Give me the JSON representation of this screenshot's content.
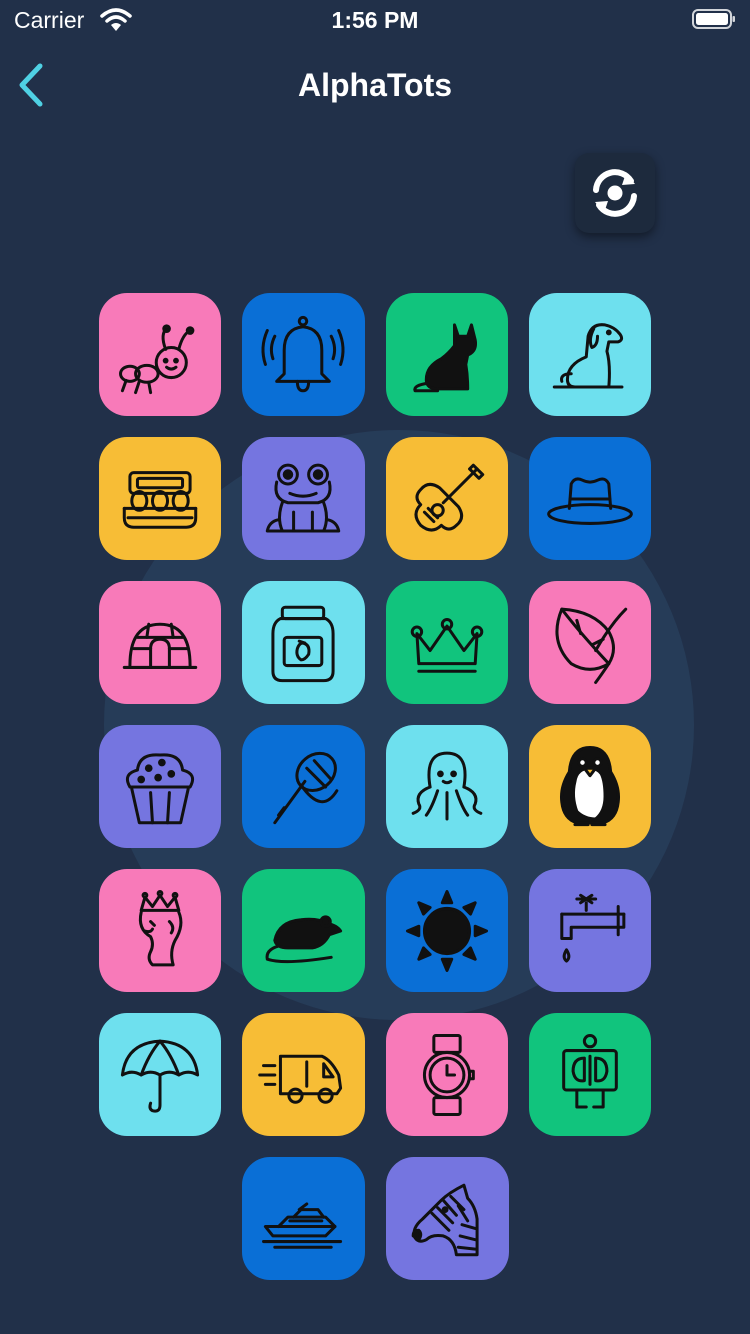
{
  "status_bar": {
    "carrier": "Carrier",
    "time": "1:56 PM"
  },
  "nav": {
    "title": "AlphaTots",
    "back_icon": "chevron-left-icon"
  },
  "refresh_button": {
    "icon": "refresh-icon"
  },
  "colors": {
    "background": "#213049",
    "pink": "#f87ab9",
    "blue": "#0a6fd6",
    "green": "#11c47d",
    "cyan": "#6ee0ee",
    "yellow": "#f7bd36",
    "purple": "#7575e0",
    "accent": "#4fd1e4"
  },
  "tiles": [
    {
      "name": "ant",
      "color": "pink"
    },
    {
      "name": "bell",
      "color": "blue"
    },
    {
      "name": "cat",
      "color": "green"
    },
    {
      "name": "dog",
      "color": "cyan"
    },
    {
      "name": "eggs",
      "color": "yellow"
    },
    {
      "name": "frog",
      "color": "purple"
    },
    {
      "name": "guitar",
      "color": "yellow"
    },
    {
      "name": "hat",
      "color": "blue"
    },
    {
      "name": "igloo",
      "color": "pink"
    },
    {
      "name": "jam",
      "color": "cyan"
    },
    {
      "name": "king",
      "color": "green"
    },
    {
      "name": "leaf",
      "color": "pink"
    },
    {
      "name": "muffin",
      "color": "purple"
    },
    {
      "name": "net",
      "color": "blue"
    },
    {
      "name": "octopus",
      "color": "cyan"
    },
    {
      "name": "penguin",
      "color": "yellow"
    },
    {
      "name": "queen",
      "color": "pink"
    },
    {
      "name": "rat",
      "color": "green"
    },
    {
      "name": "sun",
      "color": "blue"
    },
    {
      "name": "tap",
      "color": "purple"
    },
    {
      "name": "umbrella",
      "color": "cyan"
    },
    {
      "name": "van",
      "color": "yellow"
    },
    {
      "name": "watch",
      "color": "pink"
    },
    {
      "name": "x-ray",
      "color": "green"
    },
    {
      "name": "yacht",
      "color": "blue"
    },
    {
      "name": "zebra",
      "color": "purple"
    }
  ]
}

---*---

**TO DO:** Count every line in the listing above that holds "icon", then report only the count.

**EXERCISE ANSWER:** 2